Teens take on trash removal in Summerland, Montecito
While many teens are spending their summer lolling on the beach, hanging out with friends or enjoying other frivolous activities, Noah and Ramon Wang, the 16-year-old twin sons of Chiyan Wang, are spending their time as volunteers for the Channelkeeper’s Watershed Brigade.
Brigade members remove trash from trails, creeks, rivers, urban areas and beaches, act as environmental stewards and collect trash data to help reduce pollution at its source.
From June 7 through July 5, Noah and Ramon have volunteered 175½ hours, walked 172 miles and filled 112 bags with 540 pounds of trash, much of it from Summerland, where they live, as well as Montecito and Santa Barbara.
No wonder their mother proudly shares their accomplishments in frequent posts on the Nextdoor App.
“They spend six to seven hours every day, weekends too. One day, they were out for more than 10 hours cleaning up the beaches and trails,” said Ms. Wang during a phone interview with the family.
“We wanted to contribute to the community, and it’s good exercise,” Ramon told the News-Press. “When we go to a messy location and at the end of the day, it’s all cleaned up, it’s very satisfying. It’s also nice to get compliments from people who pass by and say ‘Thank you’ or ‘Good job.’ “

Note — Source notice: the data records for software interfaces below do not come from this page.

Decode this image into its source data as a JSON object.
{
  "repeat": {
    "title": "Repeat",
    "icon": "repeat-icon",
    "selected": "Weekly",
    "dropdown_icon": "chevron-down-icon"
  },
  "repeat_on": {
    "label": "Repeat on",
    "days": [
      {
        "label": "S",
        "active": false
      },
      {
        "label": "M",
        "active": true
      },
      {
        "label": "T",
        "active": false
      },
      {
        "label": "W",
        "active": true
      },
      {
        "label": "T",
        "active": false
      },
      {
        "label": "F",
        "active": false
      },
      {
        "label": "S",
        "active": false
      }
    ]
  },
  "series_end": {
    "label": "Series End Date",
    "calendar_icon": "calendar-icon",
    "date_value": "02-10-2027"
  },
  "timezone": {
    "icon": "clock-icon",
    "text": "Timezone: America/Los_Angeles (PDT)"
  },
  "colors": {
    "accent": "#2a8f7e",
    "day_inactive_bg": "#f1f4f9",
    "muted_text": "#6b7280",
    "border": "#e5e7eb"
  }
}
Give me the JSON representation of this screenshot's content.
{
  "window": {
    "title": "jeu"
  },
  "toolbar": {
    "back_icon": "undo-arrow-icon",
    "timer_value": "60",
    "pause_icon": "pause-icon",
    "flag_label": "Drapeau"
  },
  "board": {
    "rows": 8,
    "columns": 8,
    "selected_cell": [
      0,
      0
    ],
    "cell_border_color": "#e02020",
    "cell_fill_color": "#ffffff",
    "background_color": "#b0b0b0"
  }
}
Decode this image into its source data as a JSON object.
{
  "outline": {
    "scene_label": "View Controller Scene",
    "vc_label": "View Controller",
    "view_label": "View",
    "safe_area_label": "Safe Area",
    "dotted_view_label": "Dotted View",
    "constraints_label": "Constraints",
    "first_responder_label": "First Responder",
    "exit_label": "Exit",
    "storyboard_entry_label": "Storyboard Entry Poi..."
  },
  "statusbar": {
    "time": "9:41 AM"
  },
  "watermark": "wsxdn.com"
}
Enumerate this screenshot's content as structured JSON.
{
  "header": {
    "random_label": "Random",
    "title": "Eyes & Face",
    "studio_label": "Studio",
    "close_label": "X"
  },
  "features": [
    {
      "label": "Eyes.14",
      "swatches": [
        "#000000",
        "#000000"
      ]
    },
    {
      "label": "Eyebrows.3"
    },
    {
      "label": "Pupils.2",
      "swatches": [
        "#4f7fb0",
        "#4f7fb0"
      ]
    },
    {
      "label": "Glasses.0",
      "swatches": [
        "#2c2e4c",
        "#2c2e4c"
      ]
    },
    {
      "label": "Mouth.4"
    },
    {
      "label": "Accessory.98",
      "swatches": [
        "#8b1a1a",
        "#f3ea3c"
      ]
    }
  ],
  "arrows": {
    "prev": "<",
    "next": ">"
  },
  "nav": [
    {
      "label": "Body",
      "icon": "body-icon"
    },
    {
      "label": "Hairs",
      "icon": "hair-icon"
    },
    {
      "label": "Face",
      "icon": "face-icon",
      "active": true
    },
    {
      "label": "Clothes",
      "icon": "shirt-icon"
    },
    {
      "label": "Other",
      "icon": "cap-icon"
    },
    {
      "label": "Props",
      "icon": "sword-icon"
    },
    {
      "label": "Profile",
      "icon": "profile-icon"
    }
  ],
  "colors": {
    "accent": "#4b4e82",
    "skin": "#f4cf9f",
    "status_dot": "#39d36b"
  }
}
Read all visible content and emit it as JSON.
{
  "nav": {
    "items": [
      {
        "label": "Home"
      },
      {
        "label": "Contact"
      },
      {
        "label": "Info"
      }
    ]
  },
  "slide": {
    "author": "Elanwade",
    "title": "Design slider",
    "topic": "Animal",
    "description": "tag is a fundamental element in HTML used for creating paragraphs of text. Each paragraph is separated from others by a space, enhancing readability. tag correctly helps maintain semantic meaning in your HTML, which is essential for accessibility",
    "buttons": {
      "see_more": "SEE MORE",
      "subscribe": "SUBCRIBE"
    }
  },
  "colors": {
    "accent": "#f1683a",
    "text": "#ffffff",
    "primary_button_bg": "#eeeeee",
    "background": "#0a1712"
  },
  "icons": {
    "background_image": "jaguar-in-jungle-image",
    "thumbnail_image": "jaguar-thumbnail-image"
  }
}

Beer bottles and cigarette butts make up most of what they pick up.
Noah enjoys being outside after the pandemic shutdown, and like his brother, appreciates the opportunity for exercise and “to do something to beautify the community.”
The twins, who will be seniors at Santa Barbara High School next year, maintain a GPA of 4.7 out of a possible 5.0. Their favorite subjects are band and computer science.
Noah plays the alto saxophone, and Ramon, the trumpet and French horn.
Besides playing their instruments, they enjoy hiking and playing video games and doing other online projects.
“After graduation in June 2022, we plan to apply to Yale, Stanford, UC Berkeley and UCSB,” said Ramon.
“Our careers will probably have something to do with computer science,” added Noah, the older twin who was born one minute after his brother, according to Ms. Wang.
Reluctant to talk about her background because she wanted this story to be about her sons, Ms. Wang was persuaded to reveal that she was born and raised in the central part of China “near where the terracotta soldiers were found.”
She was referring to the Terracotta Army, a collection of terracotta sculptures depicting the armies of Qin Shi Huang, the first emperor of a unified China. The figures were discovered in 1974 by local farmers in Lintong County, outside Xi’an, Shaanxi, China.
The sculptures include warriors, chariots, and horses. Estimates from 2007 were that the three pits containing the Terracotta Army held more than 8,000 soldiers, 130 chariots with 520 horses, and 150 cavalry horses, the majority of which remained buried in the pits near Qin Shi Huang’s mausoleum.
“I studied anthropology at Nanjing University, and after I got my degree, I worked in the Nanjing Municipal Museum in Nanjing, China, for four years. I came to UCSB in 1992 to continue my study of anthropology,” said Ms. Wang.
After moving to Summerland in 1998, she was an art curator for a private collector and now teaches Taoist Light Qigong, an ancient Taoist form of practice for health and longevity.
Mainly, Ms. Wang wanted to talk about her sons.
“I am amazed by them. They are kind, loving and thoughtful. They never fight. We are a loving and happy family.”